Hirabayashi's case was reopened, and in 1987, the 9th Circuit Court of Appeals overturned Hirabayashi's conviction. A Federal Commission determined that the internment of Japanese Americans during World War II was motivated by racial prejudice, wartime hysteria, and failed political leadership. In 1988 President Ronald Reagan signed the Civil Liberties Act, which acknowledged injustice and apologized for the internment.

Hirabayashi has said that the passage of the Civil Liberties Act demonstrates the resilience of the U.S. Constitution. ``This is a great Constitution, but if it doesn't serve you during a crisis, what good is it? We faltered once, but to show how good our Constitution is, we were able to apologize and acknowledge an error, and we're going to be stronger for it.'' Hirabayashi also said, ``If you forget about it, you're more vulnerable to having it repeated, and we don't want to have this ever happen to any citizen again.''


Note 1 -- "Multimillion-dollar Santa Anita racetrack -- the world's most luxurious racing plant -- yesterday opened its gates as an assembly center for Japanese evacuees. Worried mothers with babies sighed with relief when they learned that farsighted Army authorities had provided them with facilities for warming milk for the feeding of infants." -- L.A. Times (1942), displaying its usual respect for the truth (quoted in Paul Bailey's Concentration Camp U.S.A. (1972), p. 44).
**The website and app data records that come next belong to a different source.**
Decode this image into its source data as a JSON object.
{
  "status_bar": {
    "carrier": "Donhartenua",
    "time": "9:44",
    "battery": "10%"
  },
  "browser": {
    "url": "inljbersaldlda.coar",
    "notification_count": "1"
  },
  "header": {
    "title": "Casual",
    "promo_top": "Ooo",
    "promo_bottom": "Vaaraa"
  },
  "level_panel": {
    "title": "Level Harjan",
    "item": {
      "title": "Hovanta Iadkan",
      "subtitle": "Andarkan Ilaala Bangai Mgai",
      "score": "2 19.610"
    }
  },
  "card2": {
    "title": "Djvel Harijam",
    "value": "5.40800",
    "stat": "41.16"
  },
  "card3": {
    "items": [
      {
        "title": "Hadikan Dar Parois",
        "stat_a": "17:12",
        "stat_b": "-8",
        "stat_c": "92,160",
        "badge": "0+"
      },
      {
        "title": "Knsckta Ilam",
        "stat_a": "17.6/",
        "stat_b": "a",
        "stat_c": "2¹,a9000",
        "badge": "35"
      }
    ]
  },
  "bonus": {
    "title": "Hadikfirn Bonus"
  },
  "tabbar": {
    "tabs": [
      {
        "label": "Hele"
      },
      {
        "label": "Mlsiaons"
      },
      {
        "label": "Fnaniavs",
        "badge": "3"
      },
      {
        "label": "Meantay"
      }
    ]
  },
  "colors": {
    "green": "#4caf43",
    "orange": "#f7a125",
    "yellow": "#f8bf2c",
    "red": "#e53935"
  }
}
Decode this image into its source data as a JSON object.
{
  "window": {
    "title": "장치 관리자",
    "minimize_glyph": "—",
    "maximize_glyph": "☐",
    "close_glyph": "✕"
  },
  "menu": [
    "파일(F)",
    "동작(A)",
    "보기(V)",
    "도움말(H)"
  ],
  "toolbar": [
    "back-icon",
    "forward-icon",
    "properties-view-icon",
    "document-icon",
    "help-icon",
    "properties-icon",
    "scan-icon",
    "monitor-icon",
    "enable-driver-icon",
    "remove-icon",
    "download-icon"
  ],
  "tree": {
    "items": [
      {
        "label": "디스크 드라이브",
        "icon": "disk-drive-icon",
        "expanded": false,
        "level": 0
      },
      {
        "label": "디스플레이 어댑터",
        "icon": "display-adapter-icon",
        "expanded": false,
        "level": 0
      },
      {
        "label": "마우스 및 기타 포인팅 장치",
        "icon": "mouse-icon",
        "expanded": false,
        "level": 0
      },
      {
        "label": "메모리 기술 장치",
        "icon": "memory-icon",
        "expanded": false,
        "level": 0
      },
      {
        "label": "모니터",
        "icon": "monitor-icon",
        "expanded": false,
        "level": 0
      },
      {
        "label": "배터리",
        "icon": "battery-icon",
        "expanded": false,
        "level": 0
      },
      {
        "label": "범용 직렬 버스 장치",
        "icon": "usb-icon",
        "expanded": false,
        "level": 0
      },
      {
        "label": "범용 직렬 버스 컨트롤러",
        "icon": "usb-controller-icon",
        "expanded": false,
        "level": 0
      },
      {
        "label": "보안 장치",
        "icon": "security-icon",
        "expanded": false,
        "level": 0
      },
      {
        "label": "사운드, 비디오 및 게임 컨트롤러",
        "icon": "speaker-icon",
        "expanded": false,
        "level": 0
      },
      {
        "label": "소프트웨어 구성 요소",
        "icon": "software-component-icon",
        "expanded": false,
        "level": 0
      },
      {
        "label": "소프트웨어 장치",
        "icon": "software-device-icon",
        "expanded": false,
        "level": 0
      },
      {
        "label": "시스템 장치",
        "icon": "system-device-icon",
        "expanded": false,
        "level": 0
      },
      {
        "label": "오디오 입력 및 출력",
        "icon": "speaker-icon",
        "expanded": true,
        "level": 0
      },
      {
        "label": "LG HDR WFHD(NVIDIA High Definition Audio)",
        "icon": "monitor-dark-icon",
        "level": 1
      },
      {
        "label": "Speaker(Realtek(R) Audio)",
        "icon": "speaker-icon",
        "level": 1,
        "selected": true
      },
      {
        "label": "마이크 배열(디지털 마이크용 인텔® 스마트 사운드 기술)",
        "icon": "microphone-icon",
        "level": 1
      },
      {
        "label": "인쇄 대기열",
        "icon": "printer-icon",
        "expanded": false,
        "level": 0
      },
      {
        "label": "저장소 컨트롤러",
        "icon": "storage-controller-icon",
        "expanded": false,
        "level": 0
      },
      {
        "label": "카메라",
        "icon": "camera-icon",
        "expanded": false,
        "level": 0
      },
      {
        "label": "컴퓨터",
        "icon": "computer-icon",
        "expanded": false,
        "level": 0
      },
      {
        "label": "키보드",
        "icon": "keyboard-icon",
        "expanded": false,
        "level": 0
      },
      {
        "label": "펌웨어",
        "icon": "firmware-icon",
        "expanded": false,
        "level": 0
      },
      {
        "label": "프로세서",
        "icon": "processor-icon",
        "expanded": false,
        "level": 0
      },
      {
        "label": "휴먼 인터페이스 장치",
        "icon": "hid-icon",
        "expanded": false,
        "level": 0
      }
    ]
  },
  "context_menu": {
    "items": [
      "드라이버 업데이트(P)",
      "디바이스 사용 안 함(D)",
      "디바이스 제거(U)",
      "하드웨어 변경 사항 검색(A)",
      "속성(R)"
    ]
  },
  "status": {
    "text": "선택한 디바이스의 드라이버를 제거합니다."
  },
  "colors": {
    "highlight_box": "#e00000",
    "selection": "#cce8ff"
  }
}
Note 2 -- The government itself has admitted: "in the early 1980s ... historians unearthed documents proving that the military had invented the supposed threat posed by Japanese Americans."